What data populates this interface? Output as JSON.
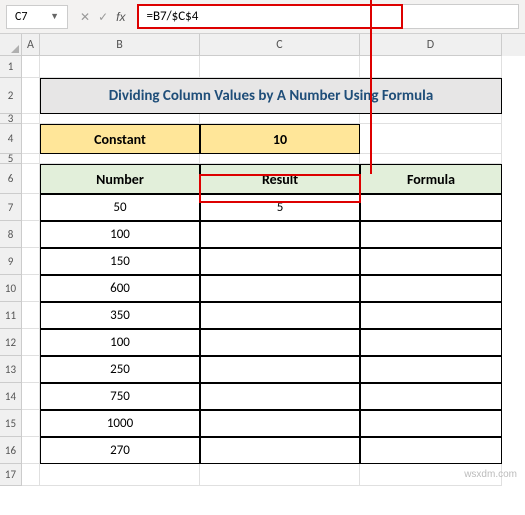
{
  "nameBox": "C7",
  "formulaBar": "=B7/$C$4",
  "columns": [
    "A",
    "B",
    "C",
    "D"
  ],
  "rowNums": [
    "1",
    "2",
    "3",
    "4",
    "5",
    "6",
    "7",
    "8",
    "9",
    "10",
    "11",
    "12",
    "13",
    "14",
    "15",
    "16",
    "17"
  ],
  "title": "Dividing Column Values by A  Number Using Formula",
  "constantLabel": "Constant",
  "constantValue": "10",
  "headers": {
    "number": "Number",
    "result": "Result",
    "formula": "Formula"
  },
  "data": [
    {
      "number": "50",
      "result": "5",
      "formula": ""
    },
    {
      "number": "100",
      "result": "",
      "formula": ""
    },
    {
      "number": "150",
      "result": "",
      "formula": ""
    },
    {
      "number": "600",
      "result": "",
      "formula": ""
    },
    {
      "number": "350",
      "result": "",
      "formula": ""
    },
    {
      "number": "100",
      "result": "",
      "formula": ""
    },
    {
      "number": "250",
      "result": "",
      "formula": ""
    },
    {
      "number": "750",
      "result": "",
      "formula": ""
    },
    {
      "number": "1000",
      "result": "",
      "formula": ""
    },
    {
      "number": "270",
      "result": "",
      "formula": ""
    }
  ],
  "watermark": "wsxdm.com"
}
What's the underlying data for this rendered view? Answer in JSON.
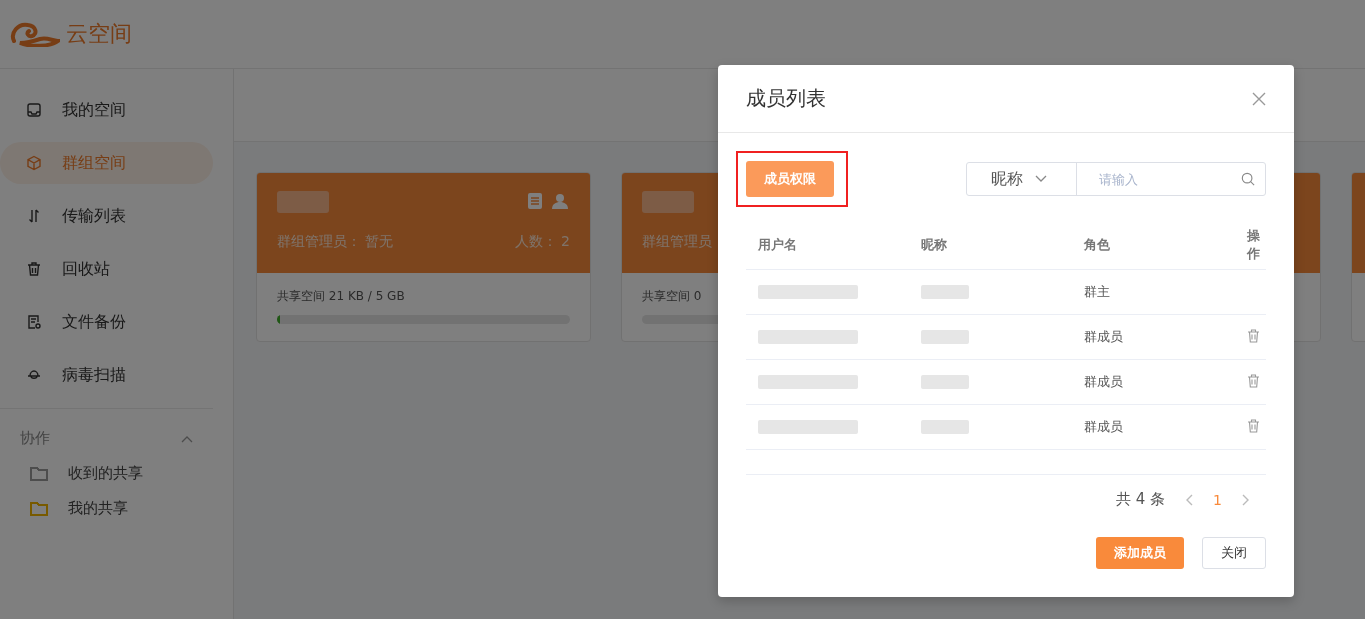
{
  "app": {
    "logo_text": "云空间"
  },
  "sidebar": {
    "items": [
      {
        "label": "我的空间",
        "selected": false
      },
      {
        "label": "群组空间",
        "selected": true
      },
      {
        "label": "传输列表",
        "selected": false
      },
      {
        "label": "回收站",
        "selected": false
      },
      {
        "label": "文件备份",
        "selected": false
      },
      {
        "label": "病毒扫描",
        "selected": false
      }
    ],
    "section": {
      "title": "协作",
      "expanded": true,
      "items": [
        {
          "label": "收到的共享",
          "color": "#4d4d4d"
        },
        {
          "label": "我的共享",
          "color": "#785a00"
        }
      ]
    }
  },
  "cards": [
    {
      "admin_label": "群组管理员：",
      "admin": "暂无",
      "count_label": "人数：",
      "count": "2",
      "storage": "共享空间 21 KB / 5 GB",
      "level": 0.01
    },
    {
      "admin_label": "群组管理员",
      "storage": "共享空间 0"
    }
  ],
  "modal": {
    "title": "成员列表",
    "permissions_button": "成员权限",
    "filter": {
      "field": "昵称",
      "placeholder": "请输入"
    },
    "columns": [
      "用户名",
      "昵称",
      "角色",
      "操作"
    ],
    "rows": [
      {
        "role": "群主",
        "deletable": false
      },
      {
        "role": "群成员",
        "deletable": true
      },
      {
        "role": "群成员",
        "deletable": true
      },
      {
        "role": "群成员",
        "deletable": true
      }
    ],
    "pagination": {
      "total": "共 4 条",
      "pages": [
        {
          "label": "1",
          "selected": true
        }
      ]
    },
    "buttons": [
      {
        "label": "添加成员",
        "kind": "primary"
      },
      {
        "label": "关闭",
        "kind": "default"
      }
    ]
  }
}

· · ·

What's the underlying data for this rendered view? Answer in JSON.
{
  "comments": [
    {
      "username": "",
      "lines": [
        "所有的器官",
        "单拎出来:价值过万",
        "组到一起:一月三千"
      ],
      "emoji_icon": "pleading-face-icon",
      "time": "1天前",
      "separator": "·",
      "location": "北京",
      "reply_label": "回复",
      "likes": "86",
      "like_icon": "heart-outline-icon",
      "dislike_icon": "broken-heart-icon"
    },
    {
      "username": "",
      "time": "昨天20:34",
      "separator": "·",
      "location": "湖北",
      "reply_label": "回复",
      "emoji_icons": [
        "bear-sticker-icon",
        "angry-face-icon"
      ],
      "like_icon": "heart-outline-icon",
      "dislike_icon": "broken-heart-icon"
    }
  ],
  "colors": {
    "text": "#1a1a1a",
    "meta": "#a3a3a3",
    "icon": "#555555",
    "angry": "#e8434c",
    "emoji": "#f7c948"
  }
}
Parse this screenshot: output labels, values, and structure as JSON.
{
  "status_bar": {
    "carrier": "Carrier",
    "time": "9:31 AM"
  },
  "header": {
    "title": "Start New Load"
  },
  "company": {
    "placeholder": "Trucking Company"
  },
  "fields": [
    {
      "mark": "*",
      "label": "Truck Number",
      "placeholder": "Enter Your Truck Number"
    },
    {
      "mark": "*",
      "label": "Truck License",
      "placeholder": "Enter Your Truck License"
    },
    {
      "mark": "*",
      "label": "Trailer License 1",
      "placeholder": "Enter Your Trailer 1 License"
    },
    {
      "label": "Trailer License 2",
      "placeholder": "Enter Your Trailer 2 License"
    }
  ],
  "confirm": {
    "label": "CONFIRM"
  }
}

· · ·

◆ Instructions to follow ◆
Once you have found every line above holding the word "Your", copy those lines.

◆ Reply ◆
      "placeholder": "Enter Your Truck Number"
      "placeholder": "Enter Your Truck License"
      "placeholder": "Enter Your Trailer 1 License"
      "placeholder": "Enter Your Trailer 2 License"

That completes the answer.